The only problem I encountered was not having an amazing blouse to wear with my new skirt! It was time to try out Mail Order 4820 (from the late 50s I believe).
The western feel of the blouse pattern seemed the perfect fit for the Peggy skirt (with mandatory ric-rac trim again). I was suprised at how much ease was built into the blouse pattern (it doesnt show on the envelope) but at least it mean’t I didnt have to grade up a size.
Does anyone find it hard to find the perfect blouse to wear with 1950′s circle skirts? I think this is the winner for me – light for summer, and good for dancing.
As always, more details are on my blog - and the Peggy Skirt is available on Blue Ginger Doll’s website here.
Greetings vintage enamoured kindreds,
I was well pleased to (literally) stumble upon this most excellent blog and after a short perusal was grinning broadly. Knowing there is a significant community of vintage sewing addicts is a wonderful discovery.
This being my first post, perhaps I ought give a description of myself:
I’m a fervent DIY type who makes as much of everything as reasonably and physically possible; my interests belong to a couple of generations ago (I’ve long felt that being born into this one was somewhat of an unfortunate mistake) – I knit obsessively in the winter months, sew during the rest of the year. My grandmother taught me the necessary basics of deciphering patterns in grade 10 and from that point hence, fabric stores have become dangerous places.

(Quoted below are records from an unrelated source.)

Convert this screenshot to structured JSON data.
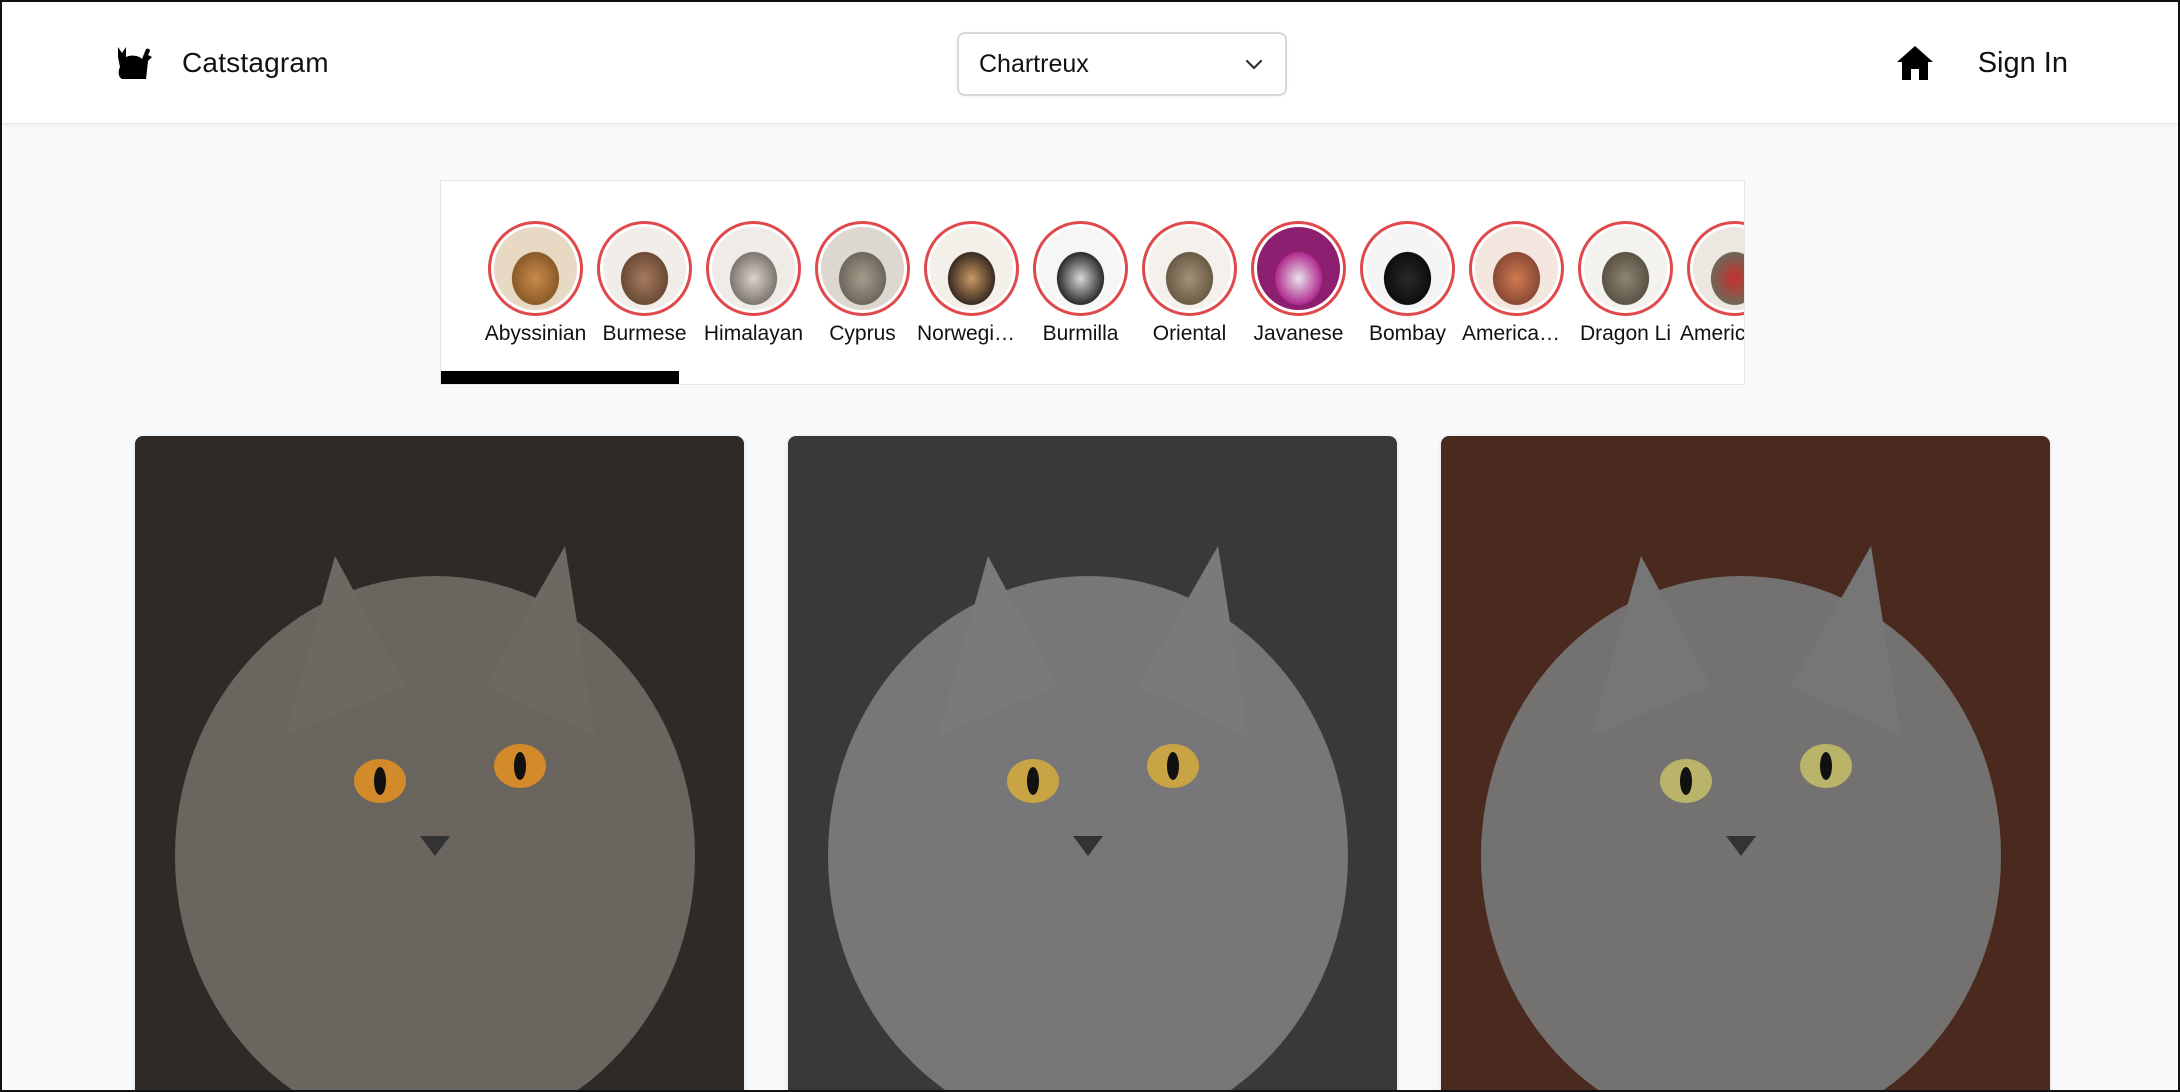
{
  "header": {
    "brand_name": "Catstagram",
    "logo_icon": "cat-silhouette-icon",
    "breed_select": {
      "value": "Chartreux",
      "icon": "chevron-down-icon"
    },
    "home_icon": "home-icon",
    "sign_in_label": "Sign In"
  },
  "breeds": [
    {
      "label": "Abyssinian",
      "colors": [
        "#8a5a2a",
        "#c98c4a",
        "#e8d9c4"
      ]
    },
    {
      "label": "Burmese",
      "colors": [
        "#6b4a35",
        "#a67b5e",
        "#f1ede8"
      ]
    },
    {
      "label": "Himalayan",
      "colors": [
        "#7d7770",
        "#d9d3ca",
        "#efece7"
      ]
    },
    {
      "label": "Cyprus",
      "colors": [
        "#6e675c",
        "#a69c8c",
        "#dcd8d0"
      ]
    },
    {
      "label": "Norwegian Forest",
      "colors": [
        "#3a2a22",
        "#c99a63",
        "#f3efe9"
      ]
    },
    {
      "label": "Burmilla",
      "colors": [
        "#2b2b2b",
        "#d9d9d9",
        "#f6f6f6"
      ]
    },
    {
      "label": "Oriental",
      "colors": [
        "#6b5b45",
        "#a3927a",
        "#f4f1ec"
      ]
    },
    {
      "label": "Javanese",
      "colors": [
        "#b02a8e",
        "#e7e3ea",
        "#8d1f70"
      ]
    },
    {
      "label": "Bombay",
      "colors": [
        "#0d0d0d",
        "#2a2a2a",
        "#f5f5f5"
      ]
    },
    {
      "label": "American Bobtail",
      "colors": [
        "#8a4a36",
        "#d07a4e",
        "#f2e6df"
      ]
    },
    {
      "label": "Dragon Li",
      "colors": [
        "#5a5345",
        "#8e8573",
        "#f4f2ee"
      ]
    },
    {
      "label": "American Curl",
      "colors": [
        "#6d6758",
        "#c9302c",
        "#ece7e0"
      ]
    }
  ],
  "photos": [
    {
      "name": "chartreux-photo-1",
      "colors": [
        "#2e2a26",
        "#6e6862",
        "#d28a2a"
      ]
    },
    {
      "name": "chartreux-photo-2",
      "colors": [
        "#3a3838",
        "#7a7a7c",
        "#c9a445"
      ]
    },
    {
      "name": "chartreux-photo-3",
      "colors": [
        "#4a2a1e",
        "#767676",
        "#b9b46a"
      ]
    }
  ],
  "accent_ring_color": "#e0494b"
}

I have always loved vintage styles, but for more practical reasons vintage sewing patterns provide sizes I can actually wear.
I strive to live simply but happily on 1.3 acres in a 128 year old farmhouse with my mathematician husband where I make lots of mess making various creations, vegetable gardening, preserving, root cellaring, obsessively learning about and carrying out home improvements, and trying not to feel guilty about my two rounds of education leaving me unemployed.
Like many others out there, I catalogue my creative adventures through a blog: jurisdiction of nifty.
This particular project was an important and interesting one – my greatest friend got married last summer in a vintage themed style. I was tingling with anticipation to find a suitable dress pattern and eventually came across this promising specimen. It was the first time I’d seen or used a mail order pattern ( Sue Burnett – 8299 ) and though the instructions were incredibly thin, managed to make it through.
Though vintage sizing usually works out well for me with minimal customizing, this pattern required judicious taking in of seams and the addition of darts in order to make it fit.
thinning the front
It took several tries to get these back darts sorted – much basting and hand sewing.
creating back darts...
I had to fashion shoulder pads at the last minute as well as the shoulders were too droopy.
I made a back buckled belt, shortened the skirt length by about half and in the end was pleased with how the dress turned out:
I look forward to sharing future endeavours as sewing season approaches!
Thanks for existing We Sew Retro (: